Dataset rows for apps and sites
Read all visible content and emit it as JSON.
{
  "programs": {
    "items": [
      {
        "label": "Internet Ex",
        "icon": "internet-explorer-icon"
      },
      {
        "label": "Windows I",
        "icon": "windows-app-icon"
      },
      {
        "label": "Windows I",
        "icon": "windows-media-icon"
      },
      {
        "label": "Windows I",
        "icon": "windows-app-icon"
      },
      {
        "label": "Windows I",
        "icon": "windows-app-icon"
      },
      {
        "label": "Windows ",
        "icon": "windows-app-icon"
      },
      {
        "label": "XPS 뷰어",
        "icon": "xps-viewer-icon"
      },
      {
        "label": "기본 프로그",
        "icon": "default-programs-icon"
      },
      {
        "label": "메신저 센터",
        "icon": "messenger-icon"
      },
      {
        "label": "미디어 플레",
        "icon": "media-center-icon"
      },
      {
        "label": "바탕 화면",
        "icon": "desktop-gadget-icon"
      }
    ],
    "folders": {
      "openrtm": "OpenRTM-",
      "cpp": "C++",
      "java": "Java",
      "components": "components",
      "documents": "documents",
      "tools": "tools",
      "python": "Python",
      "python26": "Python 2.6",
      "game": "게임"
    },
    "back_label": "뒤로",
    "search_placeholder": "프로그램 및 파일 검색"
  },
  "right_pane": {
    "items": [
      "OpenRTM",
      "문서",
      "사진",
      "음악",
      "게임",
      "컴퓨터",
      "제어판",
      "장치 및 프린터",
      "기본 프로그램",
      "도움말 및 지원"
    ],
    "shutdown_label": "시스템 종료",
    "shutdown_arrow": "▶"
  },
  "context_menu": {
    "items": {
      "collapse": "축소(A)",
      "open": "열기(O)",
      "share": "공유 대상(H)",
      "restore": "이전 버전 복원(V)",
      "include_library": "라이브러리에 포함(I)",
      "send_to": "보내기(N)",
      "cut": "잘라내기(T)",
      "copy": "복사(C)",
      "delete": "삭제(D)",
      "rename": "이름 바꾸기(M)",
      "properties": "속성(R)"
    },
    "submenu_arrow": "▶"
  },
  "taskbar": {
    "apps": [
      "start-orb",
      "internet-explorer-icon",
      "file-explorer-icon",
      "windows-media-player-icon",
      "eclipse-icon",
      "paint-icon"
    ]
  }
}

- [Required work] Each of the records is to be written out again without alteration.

- [Written answer]
Read all visible content and emit it as JSON.
{
  "programs": {
    "items": [
      {
        "label": "Internet Ex",
        "icon": "internet-explorer-icon"
      },
      {
        "label": "Windows I",
        "icon": "windows-app-icon"
      },
      {
        "label": "Windows I",
        "icon": "windows-media-icon"
      },
      {
        "label": "Windows I",
        "icon": "windows-app-icon"
      },
      {
        "label": "Windows I",
        "icon": "windows-app-icon"
      },
      {
        "label": "Windows ",
        "icon": "windows-app-icon"
      },
      {
        "label": "XPS 뷰어",
        "icon": "xps-viewer-icon"
      },
      {
        "label": "기본 프로그",
        "icon": "default-programs-icon"
      },
      {
        "label": "메신저 센터",
        "icon": "messenger-icon"
      },
      {
        "label": "미디어 플레",
        "icon": "media-center-icon"
      },
      {
        "label": "바탕 화면",
        "icon": "desktop-gadget-icon"
      }
    ],
    "folders": {
      "openrtm": "OpenRTM-",
      "cpp": "C++",
      "java": "Java",
      "components": "components",
      "documents": "documents",
      "tools": "tools",
      "python": "Python",
      "python26": "Python 2.6",
      "game": "게임"
    },
    "back_label": "뒤로",
    "search_placeholder": "프로그램 및 파일 검색"
  },
  "right_pane": {
    "items": [
      "OpenRTM",
      "문서",
      "사진",
      "음악",
      "게임",
      "컴퓨터",
      "제어판",
      "장치 및 프린터",
      "기본 프로그램",
      "도움말 및 지원"
    ],
    "shutdown_label": "시스템 종료",
    "shutdown_arrow": "▶"
  },
  "context_menu": {
    "items": {
      "collapse": "축소(A)",
      "open": "열기(O)",
      "share": "공유 대상(H)",
      "restore": "이전 버전 복원(V)",
      "include_library": "라이브러리에 포함(I)",
      "send_to": "보내기(N)",
      "cut": "잘라내기(T)",
      "copy": "복사(C)",
      "delete": "삭제(D)",
      "rename": "이름 바꾸기(M)",
      "properties": "속성(R)"
    },
    "submenu_arrow": "▶"
  },
  "taskbar": {
    "apps": [
      "start-orb",
      "internet-explorer-icon",
      "file-explorer-icon",
      "windows-media-player-icon",
      "eclipse-icon",
      "paint-icon"
    ]
  }
}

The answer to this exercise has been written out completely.